The album welcomes its listeners with ambient sounds and a speech sample, that is joined by drums and guitars in a way I have never heard before. The sample is not just put into the track, it is embedded into the music itself. And in these first minutes of the album you can already hear one basic element of the Secrets Of The Moon-sound, namely repeating one riff or theme again and again without falling into monotony.

This intro called "Crowns" then develops into the first "real" song, "Cosmogenesis", contrasting the slow motion riffing of "Crowns" with high speed blasting. And here it becomes obvious for the first time what distinguishes SOTM from all those pure black metal bands - even in the blast parts, drummer T. Thelemnar grooves. His versatile style is of great importance for the album, as can be heard throughout the whole album, and I guess he understands his instruments as instruments and not as a simple metronome like some - or most? - of his colleagues do. When "Cosmogenesis" reaches its end, every listener already knows that this is not just another black metal album.

"Miasma" begins with grooving riffs and that special harmonics-sound I have not heard from any other band. The marching rhythms and black metal-like riffs in the following passage demonstrate the uniqueness of "Carved In Stigmata Wounds" again. The song develops into a raging dark anthem, with that gangshout-compatible "refrain", consisting of the word "Miasma" only. When "Miasma" ends, you'd never think it lasted for 8 minutes.

The next song "Psychoccult Hymn" blasts from the beginning but then suddenly breaks into some delay-driven intermezzo constituting the controlled chaos that can be found in numerous places on the album. In the following moment, the speed is reduced to doom, leaving space for atmospheric bass-riffs and then, again, returning to high speed aggression. After three and a half minute you can hear short seemingly Megadeth-inspired riff, only to break its technical degree with a simple Darkthrone-riff and the verses that haunted my days when I first listened to the album: "he's standing breathless, helpless and worthless!"
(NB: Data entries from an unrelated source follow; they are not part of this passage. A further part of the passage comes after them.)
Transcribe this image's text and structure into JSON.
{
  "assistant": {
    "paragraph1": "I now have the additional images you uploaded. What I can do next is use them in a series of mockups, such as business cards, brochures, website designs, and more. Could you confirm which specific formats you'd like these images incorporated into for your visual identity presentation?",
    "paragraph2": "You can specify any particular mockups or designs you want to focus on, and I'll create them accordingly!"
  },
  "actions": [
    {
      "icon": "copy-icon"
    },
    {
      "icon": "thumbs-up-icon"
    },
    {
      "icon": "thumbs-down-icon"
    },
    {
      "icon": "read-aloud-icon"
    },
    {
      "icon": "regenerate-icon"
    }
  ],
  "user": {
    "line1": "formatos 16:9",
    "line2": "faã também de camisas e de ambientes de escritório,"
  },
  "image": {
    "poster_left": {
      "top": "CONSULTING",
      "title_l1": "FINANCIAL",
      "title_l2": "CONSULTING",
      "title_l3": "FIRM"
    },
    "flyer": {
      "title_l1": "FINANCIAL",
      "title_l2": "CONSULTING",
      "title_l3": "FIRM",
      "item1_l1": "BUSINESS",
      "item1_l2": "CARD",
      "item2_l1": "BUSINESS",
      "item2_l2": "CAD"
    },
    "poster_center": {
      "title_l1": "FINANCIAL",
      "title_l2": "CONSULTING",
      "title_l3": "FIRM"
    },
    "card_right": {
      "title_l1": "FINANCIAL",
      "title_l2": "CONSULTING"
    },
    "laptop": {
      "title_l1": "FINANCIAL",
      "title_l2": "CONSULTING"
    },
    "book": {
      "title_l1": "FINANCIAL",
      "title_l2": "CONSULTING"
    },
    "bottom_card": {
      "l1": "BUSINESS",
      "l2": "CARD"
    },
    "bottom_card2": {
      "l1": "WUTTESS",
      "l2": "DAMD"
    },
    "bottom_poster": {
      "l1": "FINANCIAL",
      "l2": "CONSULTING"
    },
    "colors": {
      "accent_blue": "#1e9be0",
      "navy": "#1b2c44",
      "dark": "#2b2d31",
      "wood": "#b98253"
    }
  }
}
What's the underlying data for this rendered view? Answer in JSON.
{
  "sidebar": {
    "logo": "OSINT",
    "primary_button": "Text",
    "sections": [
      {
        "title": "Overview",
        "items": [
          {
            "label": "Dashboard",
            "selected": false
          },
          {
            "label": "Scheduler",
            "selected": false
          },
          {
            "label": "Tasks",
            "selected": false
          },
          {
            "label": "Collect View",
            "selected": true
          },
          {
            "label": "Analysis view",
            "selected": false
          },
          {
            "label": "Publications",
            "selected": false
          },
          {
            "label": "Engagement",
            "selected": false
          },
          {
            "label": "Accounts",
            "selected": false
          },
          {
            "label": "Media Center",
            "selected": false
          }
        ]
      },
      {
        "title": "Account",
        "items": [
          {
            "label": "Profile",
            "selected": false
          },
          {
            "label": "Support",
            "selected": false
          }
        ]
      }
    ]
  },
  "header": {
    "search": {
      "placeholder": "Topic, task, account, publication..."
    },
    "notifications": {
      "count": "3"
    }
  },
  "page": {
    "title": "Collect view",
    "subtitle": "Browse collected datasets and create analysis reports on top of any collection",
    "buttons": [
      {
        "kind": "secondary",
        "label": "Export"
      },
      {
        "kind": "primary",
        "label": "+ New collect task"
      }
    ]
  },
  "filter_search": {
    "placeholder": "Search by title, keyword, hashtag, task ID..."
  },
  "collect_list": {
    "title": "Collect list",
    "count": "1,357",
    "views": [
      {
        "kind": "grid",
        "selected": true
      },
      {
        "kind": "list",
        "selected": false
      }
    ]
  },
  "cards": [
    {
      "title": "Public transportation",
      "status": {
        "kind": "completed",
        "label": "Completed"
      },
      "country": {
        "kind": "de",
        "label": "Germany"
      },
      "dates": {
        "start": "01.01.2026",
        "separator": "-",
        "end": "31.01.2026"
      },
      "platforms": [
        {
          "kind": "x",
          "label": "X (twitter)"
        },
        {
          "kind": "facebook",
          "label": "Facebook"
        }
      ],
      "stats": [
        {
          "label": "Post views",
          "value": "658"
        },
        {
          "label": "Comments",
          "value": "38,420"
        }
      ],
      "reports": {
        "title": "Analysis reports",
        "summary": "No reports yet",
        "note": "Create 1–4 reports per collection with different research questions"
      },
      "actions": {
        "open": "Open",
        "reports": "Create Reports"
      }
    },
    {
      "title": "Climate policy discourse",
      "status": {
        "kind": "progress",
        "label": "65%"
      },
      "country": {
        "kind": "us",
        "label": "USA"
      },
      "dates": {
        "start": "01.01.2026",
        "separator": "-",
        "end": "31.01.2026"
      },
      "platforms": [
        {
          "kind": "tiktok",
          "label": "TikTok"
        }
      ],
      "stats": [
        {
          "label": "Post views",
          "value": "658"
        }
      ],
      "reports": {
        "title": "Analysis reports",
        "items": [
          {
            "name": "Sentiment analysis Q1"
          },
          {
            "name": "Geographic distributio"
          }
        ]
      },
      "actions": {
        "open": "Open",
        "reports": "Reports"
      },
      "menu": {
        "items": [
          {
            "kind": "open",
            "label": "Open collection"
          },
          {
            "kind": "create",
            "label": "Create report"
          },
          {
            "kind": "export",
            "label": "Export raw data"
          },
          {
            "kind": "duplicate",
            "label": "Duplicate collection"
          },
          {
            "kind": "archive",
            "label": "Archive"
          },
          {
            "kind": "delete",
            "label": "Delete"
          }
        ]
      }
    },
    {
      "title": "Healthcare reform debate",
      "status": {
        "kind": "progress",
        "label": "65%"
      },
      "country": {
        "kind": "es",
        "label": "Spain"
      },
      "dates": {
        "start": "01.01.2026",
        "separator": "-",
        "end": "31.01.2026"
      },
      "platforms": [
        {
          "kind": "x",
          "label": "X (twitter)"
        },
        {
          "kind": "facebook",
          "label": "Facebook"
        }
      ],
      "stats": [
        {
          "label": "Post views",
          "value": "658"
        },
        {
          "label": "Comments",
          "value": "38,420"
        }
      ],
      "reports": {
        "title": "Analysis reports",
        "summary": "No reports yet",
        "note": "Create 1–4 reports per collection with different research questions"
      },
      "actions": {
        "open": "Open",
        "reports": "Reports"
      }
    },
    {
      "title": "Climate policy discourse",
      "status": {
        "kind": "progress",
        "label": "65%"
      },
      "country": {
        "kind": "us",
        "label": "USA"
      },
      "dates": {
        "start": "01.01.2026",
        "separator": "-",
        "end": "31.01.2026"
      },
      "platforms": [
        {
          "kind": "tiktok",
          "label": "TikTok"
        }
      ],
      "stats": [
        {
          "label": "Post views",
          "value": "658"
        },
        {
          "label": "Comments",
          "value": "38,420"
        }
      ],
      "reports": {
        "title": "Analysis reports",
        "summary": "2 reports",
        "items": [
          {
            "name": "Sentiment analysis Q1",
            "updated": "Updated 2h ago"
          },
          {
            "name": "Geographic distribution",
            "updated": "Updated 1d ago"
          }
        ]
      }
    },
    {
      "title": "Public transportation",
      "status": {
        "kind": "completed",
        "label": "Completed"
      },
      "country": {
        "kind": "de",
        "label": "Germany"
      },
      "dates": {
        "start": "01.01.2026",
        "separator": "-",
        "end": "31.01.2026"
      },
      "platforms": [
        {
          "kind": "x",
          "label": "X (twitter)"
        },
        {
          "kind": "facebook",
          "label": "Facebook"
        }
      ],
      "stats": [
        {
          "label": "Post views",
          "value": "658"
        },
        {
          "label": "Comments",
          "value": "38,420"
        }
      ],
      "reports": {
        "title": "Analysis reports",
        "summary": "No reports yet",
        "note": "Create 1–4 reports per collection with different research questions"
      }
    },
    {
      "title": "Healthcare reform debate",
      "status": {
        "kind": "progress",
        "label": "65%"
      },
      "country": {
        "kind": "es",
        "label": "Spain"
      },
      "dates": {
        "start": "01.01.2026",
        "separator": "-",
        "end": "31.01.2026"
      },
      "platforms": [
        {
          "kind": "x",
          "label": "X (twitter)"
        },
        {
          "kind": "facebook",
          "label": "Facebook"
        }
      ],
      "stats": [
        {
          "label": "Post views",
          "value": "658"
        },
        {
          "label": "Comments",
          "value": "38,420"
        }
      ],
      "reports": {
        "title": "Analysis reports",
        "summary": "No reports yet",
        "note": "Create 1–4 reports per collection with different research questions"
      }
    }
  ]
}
"To The Ultimate Embers And Ash" might be the weakest song on the album, although "weak" is meant only in comparison to the rest of "Carved In Stigmata Wounds". Completely different: "Kaosthrone". One of the most energetic beginnings in black metal history, the song develops into a marching manifest and a masterpiece of "How to create a good song of almost 8 minutes with as few riffs as possible".

"Evolution Valour Admission" begins with clean guitars and ambient sounds until its breakout of blasting drums and infernal guitars. I could hardly tell anything about this song that I haven't said before: great riffs (again with those special harmonics sound), versatile drumming, lots of breaks, catchy hooks (well, at least the black metal equivalent for catchy hooks) and at about 7:45 the most evil riff on the whole album.

Then comes "Epoch", and the first riffs instantly recalls Darkthrone's "Total Death" album - which I consider a great masterpiece, by the way - and even the vocals contain some of that Nocturno Culto nihilism - especially in the word "nihilism". Of course, SOTM do not copy the Darkthrone kind of metal in this song, but a certain atmosphere has been transferred from their midnineties releases.

And now it's about time for the absolute highlight. The title song "Carved In Stigmata Wounds" has everything a perfect black metal classic needs and to me stands on the same level as, say, "Mother North", "Freezing Moon", or "In The Shadow Of The Horns". The lead guitars are so fucking great that I will not waste words that could never express their greatness. Just listen!

Finally, "Dust" instrumentally ends one of the best metal - or whatever genre name you want to label it - releases from Germany ever. This album is just perfect: the music is more black metal than black metal itself, but in an innovative way, the sound is powerful, unique and transparent, but not too clean; the complete album has an occult and misanthropic atmosphere. And most important: there are 10 tracks with a total playing time of almost 72 minutes, and 9 songs (without outro, total playing time about 69 minutes) which all have what it takes to become classics. This album, to me, is the perfect black metal release.

(98 % so that Secrets Of The Moon don't feel that they could never top this album)